    • bacterial infections including those that may carry resistance
    • viral diseases which lead to secondary bacterial infections requiring antibiotic treatment
    • viral diseases for which antibiotics are inappropriately prescribed
  • Preventing antimicrobial resistant infections from spreading

With our innovative vaccine portfolio and pipeline, Pfizer is dedicated to helping to protect lives across all stages of life and to fight serious infectious diseases worldwide.

Antimicrobial resistance, or AMR, is a significant public health problem affecting all areas of the world—negatively impacting millions of people and costing billions of dollars.

Read more about the value of vaccines in preventing and combating AMR.

Antimicrobial resistance (AMR) occurs when pathogens change and find ways to resist the effects of antibiotics.

Find out more here.

It may seem simple, but learn how washing your hands regularly and thoroughly can help prevent AMR.


  1. World Health Organization. Antibiotic Resistance. February 2018. Available at: Last accessed March 2020.
  2. The Global Antibiotic Resistance Partnership. The Center for Disease Dynamics, Economics & Policy. State of the World's Antibiotics. 2015. Available at: Last accessed March 2020.
  3. Okeke, I. N., Lamikanra, A., and Edelman, R. Socioeconomic and Behavioral Factors Leading to Acquired Bacterial Resistance to Antibiotics in Developing Countries.
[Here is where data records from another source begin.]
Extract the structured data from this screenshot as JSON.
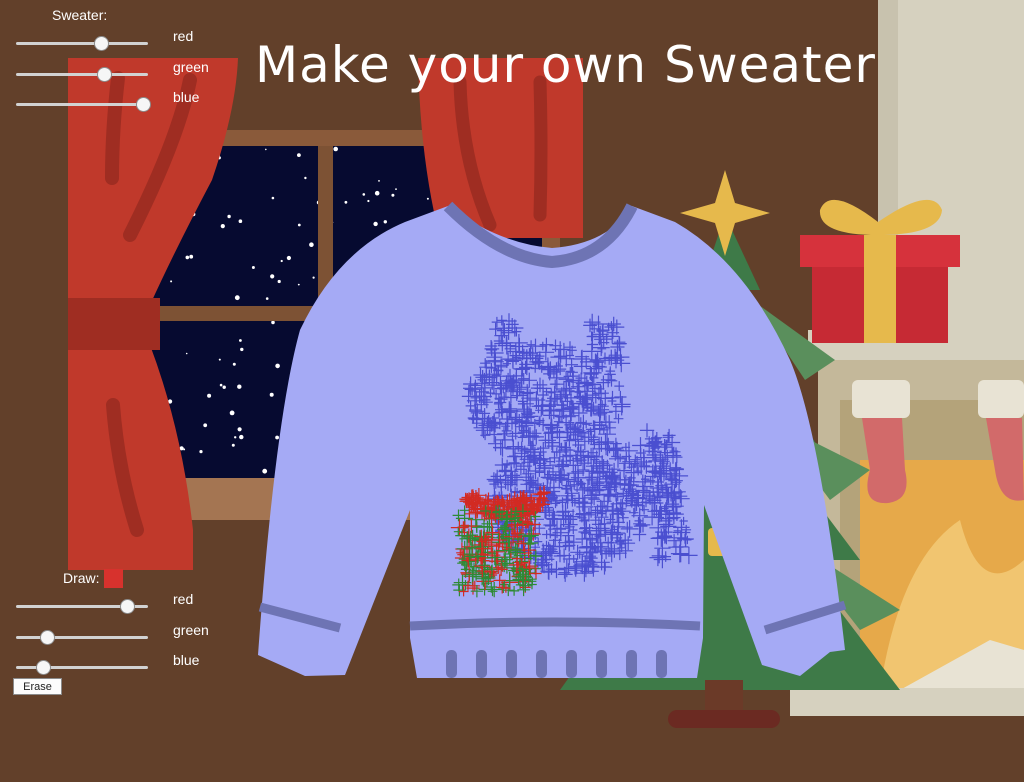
{
  "title": "Make your own Sweater",
  "sweater_panel": {
    "label": "Sweater:",
    "sliders": [
      {
        "label": "red",
        "value": 165,
        "max": 255
      },
      {
        "label": "green",
        "value": 170,
        "max": 255
      },
      {
        "label": "blue",
        "value": 245,
        "max": 255
      }
    ]
  },
  "draw_panel": {
    "label": "Draw:",
    "sliders": [
      {
        "label": "red",
        "value": 215,
        "max": 255
      },
      {
        "label": "green",
        "value": 60,
        "max": 255
      },
      {
        "label": "blue",
        "value": 52,
        "max": 255
      }
    ],
    "swatch_color": "#d7322d",
    "erase_label": "Erase"
  },
  "colors": {
    "wall": "#62402a",
    "sweater": "#a5aaf5",
    "curtain": "#c0392b",
    "night_sky": "#060a30",
    "tree": "#3e7a48",
    "gift": "#d6323c",
    "gift_ribbon": "#e6b94c"
  }
}
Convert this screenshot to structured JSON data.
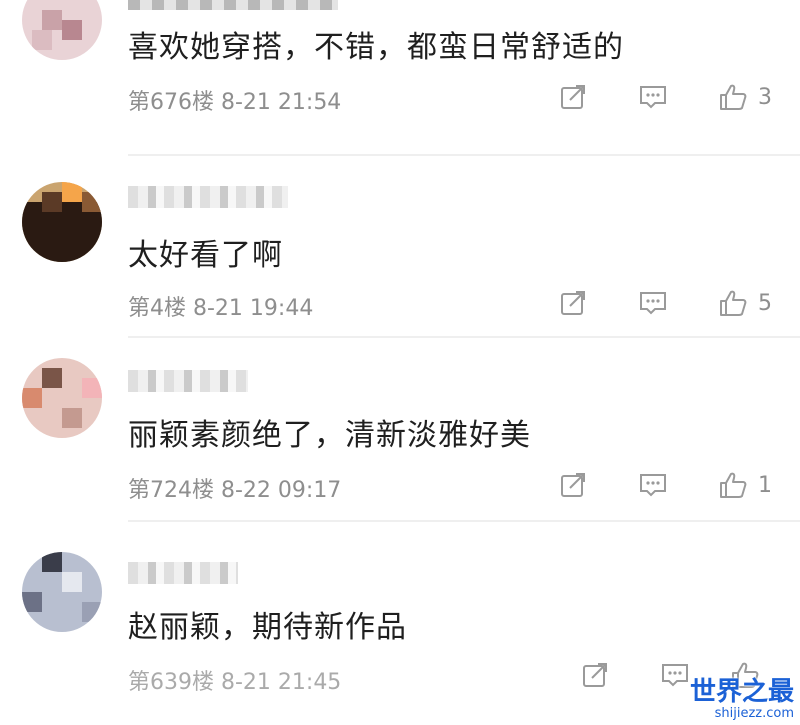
{
  "comments": [
    {
      "text": "喜欢她穿搭，不错，都蛮日常舒适的",
      "meta": "第676楼 8-21 21:54",
      "likes": "3"
    },
    {
      "text": "太好看了啊",
      "meta": "第4楼 8-21 19:44",
      "likes": "5"
    },
    {
      "text": "丽颖素颜绝了，清新淡雅好美",
      "meta": "第724楼 8-22 09:17",
      "likes": "1"
    },
    {
      "text": "赵丽颖，期待新作品",
      "meta": "第639楼 8-21 21:45",
      "likes": ""
    }
  ],
  "icons": {
    "share": "share-icon",
    "comment": "comment-icon",
    "like": "thumbs-up-icon"
  },
  "watermark": {
    "title": "世界之最",
    "url": "shijiezz.com"
  },
  "colors": {
    "text": "#1f1f1f",
    "meta": "#8e8e8e",
    "icon": "#9a9a9a",
    "watermark": "#1b61d6"
  }
}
Emerging Infectious Diseases. 1999. 5(1):18–27.
  4. Kwong J, et al. The Effect of Universal Influenza Immunization on Antibiotic Prescriptions: An Ecological Study. 2009. Available at: Last accessed March 2020.
  5. M Giufrèa, et al. Ten years of Hib vaccination in Italy: Prevalence of non-encapsulated Haemophilus influenzae among invasive isolates and the possible impact on antibiotic resistance. 2011. Available at: Last accessed March 2020.